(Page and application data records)
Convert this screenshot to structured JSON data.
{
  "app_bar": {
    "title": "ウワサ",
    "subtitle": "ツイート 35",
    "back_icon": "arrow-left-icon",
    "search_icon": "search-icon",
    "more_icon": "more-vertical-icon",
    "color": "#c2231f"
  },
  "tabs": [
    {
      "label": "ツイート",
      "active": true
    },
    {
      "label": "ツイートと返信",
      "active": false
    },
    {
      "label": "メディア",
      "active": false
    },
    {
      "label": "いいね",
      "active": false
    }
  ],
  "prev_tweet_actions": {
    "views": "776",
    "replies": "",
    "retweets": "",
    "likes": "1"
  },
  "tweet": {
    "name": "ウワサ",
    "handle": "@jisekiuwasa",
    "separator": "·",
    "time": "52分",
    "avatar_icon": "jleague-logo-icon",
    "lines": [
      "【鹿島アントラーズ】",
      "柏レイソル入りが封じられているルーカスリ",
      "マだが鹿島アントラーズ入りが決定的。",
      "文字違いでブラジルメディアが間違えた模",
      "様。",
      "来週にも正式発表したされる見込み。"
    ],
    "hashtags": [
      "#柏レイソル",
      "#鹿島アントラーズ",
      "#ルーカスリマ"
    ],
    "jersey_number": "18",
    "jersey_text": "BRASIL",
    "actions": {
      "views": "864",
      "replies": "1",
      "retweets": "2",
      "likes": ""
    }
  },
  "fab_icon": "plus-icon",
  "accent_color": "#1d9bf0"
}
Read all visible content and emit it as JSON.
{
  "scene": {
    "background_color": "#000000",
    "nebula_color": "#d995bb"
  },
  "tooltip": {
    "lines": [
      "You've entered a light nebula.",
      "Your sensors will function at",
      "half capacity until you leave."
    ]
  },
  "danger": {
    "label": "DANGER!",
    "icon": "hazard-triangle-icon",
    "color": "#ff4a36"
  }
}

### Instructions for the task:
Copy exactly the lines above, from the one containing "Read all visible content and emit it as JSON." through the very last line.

### Problem solution:
Read all visible content and emit it as JSON.
{
  "scene": {
    "background_color": "#000000",
    "nebula_color": "#d995bb"
  },
  "tooltip": {
    "lines": [
      "You've entered a light nebula.",
      "Your sensors will function at",
      "half capacity until you leave."
    ]
  },
  "danger": {
    "label": "DANGER!",
    "icon": "hazard-triangle-icon",
    "color": "#ff4a36"
  }
}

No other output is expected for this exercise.